The problem:
Nothing should differ between your output and the entries below.
——————
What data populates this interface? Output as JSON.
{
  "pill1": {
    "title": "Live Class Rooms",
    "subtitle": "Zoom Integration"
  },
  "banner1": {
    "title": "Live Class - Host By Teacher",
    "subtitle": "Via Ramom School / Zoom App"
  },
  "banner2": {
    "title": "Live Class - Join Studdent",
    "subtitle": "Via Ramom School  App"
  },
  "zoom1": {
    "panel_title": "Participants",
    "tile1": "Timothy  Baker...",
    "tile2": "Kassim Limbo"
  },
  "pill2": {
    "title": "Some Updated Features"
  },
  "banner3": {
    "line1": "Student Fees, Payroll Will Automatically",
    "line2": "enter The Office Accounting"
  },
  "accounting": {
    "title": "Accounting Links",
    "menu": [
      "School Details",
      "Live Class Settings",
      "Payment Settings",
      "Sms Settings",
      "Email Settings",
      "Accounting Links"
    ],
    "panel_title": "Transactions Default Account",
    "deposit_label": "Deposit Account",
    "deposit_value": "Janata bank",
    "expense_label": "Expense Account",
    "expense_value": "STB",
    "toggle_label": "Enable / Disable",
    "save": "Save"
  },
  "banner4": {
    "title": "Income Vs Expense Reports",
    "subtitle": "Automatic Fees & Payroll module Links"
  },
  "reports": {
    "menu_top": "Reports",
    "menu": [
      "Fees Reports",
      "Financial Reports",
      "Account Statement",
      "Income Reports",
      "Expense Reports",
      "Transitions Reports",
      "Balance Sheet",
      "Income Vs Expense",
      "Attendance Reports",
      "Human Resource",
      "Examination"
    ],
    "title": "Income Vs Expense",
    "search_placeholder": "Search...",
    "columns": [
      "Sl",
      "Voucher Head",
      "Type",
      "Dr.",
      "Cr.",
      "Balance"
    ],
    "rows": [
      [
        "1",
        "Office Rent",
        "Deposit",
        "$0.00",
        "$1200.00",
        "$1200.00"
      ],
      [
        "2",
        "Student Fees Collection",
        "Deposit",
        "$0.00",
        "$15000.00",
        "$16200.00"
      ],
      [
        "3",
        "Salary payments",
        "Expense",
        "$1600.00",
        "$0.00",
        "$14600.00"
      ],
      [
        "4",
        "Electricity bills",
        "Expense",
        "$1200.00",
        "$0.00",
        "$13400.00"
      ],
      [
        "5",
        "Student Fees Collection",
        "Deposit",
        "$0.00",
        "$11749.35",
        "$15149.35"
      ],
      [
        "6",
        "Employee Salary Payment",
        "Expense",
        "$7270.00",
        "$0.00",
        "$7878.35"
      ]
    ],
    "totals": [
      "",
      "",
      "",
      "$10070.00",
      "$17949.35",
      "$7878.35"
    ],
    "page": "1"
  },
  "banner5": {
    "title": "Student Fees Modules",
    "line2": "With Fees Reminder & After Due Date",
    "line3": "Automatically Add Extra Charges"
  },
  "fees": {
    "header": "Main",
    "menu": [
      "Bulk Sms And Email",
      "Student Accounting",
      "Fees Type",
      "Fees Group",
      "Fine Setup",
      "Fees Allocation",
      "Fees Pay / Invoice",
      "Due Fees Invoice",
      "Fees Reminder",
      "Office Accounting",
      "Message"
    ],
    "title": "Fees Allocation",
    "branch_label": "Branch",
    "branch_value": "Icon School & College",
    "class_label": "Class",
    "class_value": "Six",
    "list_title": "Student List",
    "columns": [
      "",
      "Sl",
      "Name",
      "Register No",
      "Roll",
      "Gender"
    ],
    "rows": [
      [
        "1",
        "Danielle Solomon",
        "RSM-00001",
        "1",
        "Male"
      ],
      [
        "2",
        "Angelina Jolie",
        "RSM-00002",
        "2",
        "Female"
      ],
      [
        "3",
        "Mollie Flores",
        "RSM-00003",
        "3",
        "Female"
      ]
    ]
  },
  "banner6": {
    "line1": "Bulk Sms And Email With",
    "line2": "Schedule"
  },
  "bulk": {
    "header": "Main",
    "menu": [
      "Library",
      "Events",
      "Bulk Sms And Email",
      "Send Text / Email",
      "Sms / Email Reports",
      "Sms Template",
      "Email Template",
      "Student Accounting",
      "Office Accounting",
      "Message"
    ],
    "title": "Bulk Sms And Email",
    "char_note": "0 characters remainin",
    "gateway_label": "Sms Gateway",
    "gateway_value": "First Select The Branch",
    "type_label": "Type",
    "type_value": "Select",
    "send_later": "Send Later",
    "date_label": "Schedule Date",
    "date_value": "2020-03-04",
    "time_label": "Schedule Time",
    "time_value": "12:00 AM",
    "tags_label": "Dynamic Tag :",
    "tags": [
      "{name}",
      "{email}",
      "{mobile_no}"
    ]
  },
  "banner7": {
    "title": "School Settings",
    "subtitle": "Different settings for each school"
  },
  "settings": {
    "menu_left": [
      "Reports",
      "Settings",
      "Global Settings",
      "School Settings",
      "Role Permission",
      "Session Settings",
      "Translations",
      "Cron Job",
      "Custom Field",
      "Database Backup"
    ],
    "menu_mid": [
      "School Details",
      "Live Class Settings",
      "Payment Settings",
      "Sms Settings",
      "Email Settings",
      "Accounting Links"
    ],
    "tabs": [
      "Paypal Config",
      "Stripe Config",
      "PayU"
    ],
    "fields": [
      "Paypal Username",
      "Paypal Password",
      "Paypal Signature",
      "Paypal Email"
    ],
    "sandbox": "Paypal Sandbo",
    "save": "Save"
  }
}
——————
Answer box:
What data populates this interface? Output as JSON.
{
  "pill1": {
    "title": "Live Class Rooms",
    "subtitle": "Zoom Integration"
  },
  "banner1": {
    "title": "Live Class - Host By Teacher",
    "subtitle": "Via Ramom School / Zoom App"
  },
  "banner2": {
    "title": "Live Class - Join Studdent",
    "subtitle": "Via Ramom School  App"
  },
  "zoom1": {
    "panel_title": "Participants",
    "tile1": "Timothy  Baker...",
    "tile2": "Kassim Limbo"
  },
  "pill2": {
    "title": "Some Updated Features"
  },
  "banner3": {
    "line1": "Student Fees, Payroll Will Automatically",
    "line2": "enter The Office Accounting"
  },
  "accounting": {
    "title": "Accounting Links",
    "menu": [
      "School Details",
      "Live Class Settings",
      "Payment Settings",
      "Sms Settings",
      "Email Settings",
      "Accounting Links"
    ],
    "panel_title": "Transactions Default Account",
    "deposit_label": "Deposit Account",
    "deposit_value": "Janata bank",
    "expense_label": "Expense Account",
    "expense_value": "STB",
    "toggle_label": "Enable / Disable",
    "save": "Save"
  },
  "banner4": {
    "title": "Income Vs Expense Reports",
    "subtitle": "Automatic Fees & Payroll module Links"
  },
  "reports": {
    "menu_top": "Reports",
    "menu": [
      "Fees Reports",
      "Financial Reports",
      "Account Statement",
      "Income Reports",
      "Expense Reports",
      "Transitions Reports",
      "Balance Sheet",
      "Income Vs Expense",
      "Attendance Reports",
      "Human Resource",
      "Examination"
    ],
    "title": "Income Vs Expense",
    "search_placeholder": "Search...",
    "columns": [
      "Sl",
      "Voucher Head",
      "Type",
      "Dr.",
      "Cr.",
      "Balance"
    ],
    "rows": [
      [
        "1",
        "Office Rent",
        "Deposit",
        "$0.00",
        "$1200.00",
        "$1200.00"
      ],
      [
        "2",
        "Student Fees Collection",
        "Deposit",
        "$0.00",
        "$15000.00",
        "$16200.00"
      ],
      [
        "3",
        "Salary payments",
        "Expense",
        "$1600.00",
        "$0.00",
        "$14600.00"
      ],
      [
        "4",
        "Electricity bills",
        "Expense",
        "$1200.00",
        "$0.00",
        "$13400.00"
      ],
      [
        "5",
        "Student Fees Collection",
        "Deposit",
        "$0.00",
        "$11749.35",
        "$15149.35"
      ],
      [
        "6",
        "Employee Salary Payment",
        "Expense",
        "$7270.00",
        "$0.00",
        "$7878.35"
      ]
    ],
    "totals": [
      "",
      "",
      "",
      "$10070.00",
      "$17949.35",
      "$7878.35"
    ],
    "page": "1"
  },
  "banner5": {
    "title": "Student Fees Modules",
    "line2": "With Fees Reminder & After Due Date",
    "line3": "Automatically Add Extra Charges"
  },
  "fees": {
    "header": "Main",
    "menu": [
      "Bulk Sms And Email",
      "Student Accounting",
      "Fees Type",
      "Fees Group",
      "Fine Setup",
      "Fees Allocation",
      "Fees Pay / Invoice",
      "Due Fees Invoice",
      "Fees Reminder",
      "Office Accounting",
      "Message"
    ],
    "title": "Fees Allocation",
    "branch_label": "Branch",
    "branch_value": "Icon School & College",
    "class_label": "Class",
    "class_value": "Six",
    "list_title": "Student List",
    "columns": [
      "",
      "Sl",
      "Name",
      "Register No",
      "Roll",
      "Gender"
    ],
    "rows": [
      [
        "1",
        "Danielle Solomon",
        "RSM-00001",
        "1",
        "Male"
      ],
      [
        "2",
        "Angelina Jolie",
        "RSM-00002",
        "2",
        "Female"
      ],
      [
        "3",
        "Mollie Flores",
        "RSM-00003",
        "3",
        "Female"
      ]
    ]
  },
  "banner6": {
    "line1": "Bulk Sms And Email With",
    "line2": "Schedule"
  },
  "bulk": {
    "header": "Main",
    "menu": [
      "Library",
      "Events",
      "Bulk Sms And Email",
      "Send Text / Email",
      "Sms / Email Reports",
      "Sms Template",
      "Email Template",
      "Student Accounting",
      "Office Accounting",
      "Message"
    ],
    "title": "Bulk Sms And Email",
    "char_note": "0 characters remainin",
    "gateway_label": "Sms Gateway",
    "gateway_value": "First Select The Branch",
    "type_label": "Type",
    "type_value": "Select",
    "send_later": "Send Later",
    "date_label": "Schedule Date",
    "date_value": "2020-03-04",
    "time_label": "Schedule Time",
    "time_value": "12:00 AM",
    "tags_label": "Dynamic Tag :",
    "tags": [
      "{name}",
      "{email}",
      "{mobile_no}"
    ]
  },
  "banner7": {
    "title": "School Settings",
    "subtitle": "Different settings for each school"
  },
  "settings": {
    "menu_left": [
      "Reports",
      "Settings",
      "Global Settings",
      "School Settings",
      "Role Permission",
      "Session Settings",
      "Translations",
      "Cron Job",
      "Custom Field",
      "Database Backup"
    ],
    "menu_mid": [
      "School Details",
      "Live Class Settings",
      "Payment Settings",
      "Sms Settings",
      "Email Settings",
      "Accounting Links"
    ],
    "tabs": [
      "Paypal Config",
      "Stripe Config",
      "PayU"
    ],
    "fields": [
      "Paypal Username",
      "Paypal Password",
      "Paypal Signature",
      "Paypal Email"
    ],
    "sandbox": "Paypal Sandbo",
    "save": "Save"
  }
}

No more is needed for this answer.